I’ve just come home from the World Premiere of a new documentary about cricket, Fire In Babylon.
It should be noted that I wasn’t invited as some sort of viral thing, but that I bought a ticket to a film and the showing I went to happened to be a world premiere. I did weasel my way into the after party though.
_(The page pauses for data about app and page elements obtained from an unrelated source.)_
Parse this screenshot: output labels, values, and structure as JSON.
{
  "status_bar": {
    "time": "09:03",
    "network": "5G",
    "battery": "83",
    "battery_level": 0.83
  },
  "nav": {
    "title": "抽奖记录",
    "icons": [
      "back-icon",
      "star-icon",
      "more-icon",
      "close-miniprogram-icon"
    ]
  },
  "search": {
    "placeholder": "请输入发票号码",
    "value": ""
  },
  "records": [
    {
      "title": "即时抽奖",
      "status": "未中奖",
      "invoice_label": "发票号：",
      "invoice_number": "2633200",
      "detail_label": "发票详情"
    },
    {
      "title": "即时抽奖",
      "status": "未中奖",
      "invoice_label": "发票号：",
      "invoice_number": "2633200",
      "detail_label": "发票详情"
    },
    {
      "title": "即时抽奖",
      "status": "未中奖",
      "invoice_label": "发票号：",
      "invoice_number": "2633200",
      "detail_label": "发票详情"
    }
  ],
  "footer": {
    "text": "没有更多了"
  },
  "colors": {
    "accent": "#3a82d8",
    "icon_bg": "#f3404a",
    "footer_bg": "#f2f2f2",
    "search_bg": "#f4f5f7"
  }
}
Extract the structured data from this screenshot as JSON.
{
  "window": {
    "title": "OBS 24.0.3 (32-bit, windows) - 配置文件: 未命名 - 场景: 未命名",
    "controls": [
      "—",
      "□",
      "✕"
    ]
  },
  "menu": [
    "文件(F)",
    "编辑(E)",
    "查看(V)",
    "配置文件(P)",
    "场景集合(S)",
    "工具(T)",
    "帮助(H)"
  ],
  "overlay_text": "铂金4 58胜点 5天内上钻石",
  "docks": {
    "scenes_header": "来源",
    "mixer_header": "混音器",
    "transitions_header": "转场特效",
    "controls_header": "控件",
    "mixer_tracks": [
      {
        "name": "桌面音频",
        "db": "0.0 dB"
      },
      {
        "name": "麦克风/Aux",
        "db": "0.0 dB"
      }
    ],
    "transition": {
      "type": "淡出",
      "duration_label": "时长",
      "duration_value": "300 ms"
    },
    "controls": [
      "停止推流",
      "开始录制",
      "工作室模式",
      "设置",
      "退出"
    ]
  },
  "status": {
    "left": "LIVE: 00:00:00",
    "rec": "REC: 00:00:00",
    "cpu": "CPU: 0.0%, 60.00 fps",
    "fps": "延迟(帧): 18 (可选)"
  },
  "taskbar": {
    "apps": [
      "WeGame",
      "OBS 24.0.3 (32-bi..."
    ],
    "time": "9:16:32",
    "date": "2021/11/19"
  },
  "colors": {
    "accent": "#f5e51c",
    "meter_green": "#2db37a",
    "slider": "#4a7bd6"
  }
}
Whisky cocktails aren’t to be shitted at.
The film was good too.
It was political, crickety, had a kick ass soundtrack and vision of Rodney Hogg hitting Viv Richards.
It is essentially a love letter to the great West Indies team of the 70s and 80s.
Told in their words, the players tell you how they were racially abused by aussie crowds, racially profiled by the English media, willing to kill a few Indians, and all that other good stuff while they show more short balls that hit people than I might have seen in the last 10 years combined.
The film is not perfect.
It skips over several cool things like Wes Hall, Frank Worrell, when they used spinners to bore people, white captains and even George Headley.
It is amazing to see a film about West Indies cricket that Garfield Sobers is no more than a whisper in.
Even Malcolm Marshall is largely ignored as the film stops in 1984.
But what I like about it the most is that it is just about one period in cricket.
Too many cricket films try and cover too much, this limits it self to one period.
I might have done it slightly differently and used the 60/61 tour as a building block to the mid 70s, but this still worked.
It’s also important to note that this was a film made by a fan of the 80s windies and not a cricket fan.
That isn’t a flaw, but a different take on what most cricket nerds (and there were plenty of us in discussion afterwards) would have made.
This is cricket’s answer to When we were kings, and while it wasn’t as good, it was still a top cricket documentary.
The two reasons to see this film to me are that Don Bradman’s name is never uttered and that Bunny Wailer is in it.
Plus, the combination of lots of men getting hit and Andy Roberts oneliners is worth a ticket alone.
I found it quite inspiring, and hopefully the good reviews mean that others can make similar documentaries, and by others, I mean me.
If you’re in London, the film’s second showing still has tickets.
As for a general release in other places, they still haven’t sold it, so I have no idea.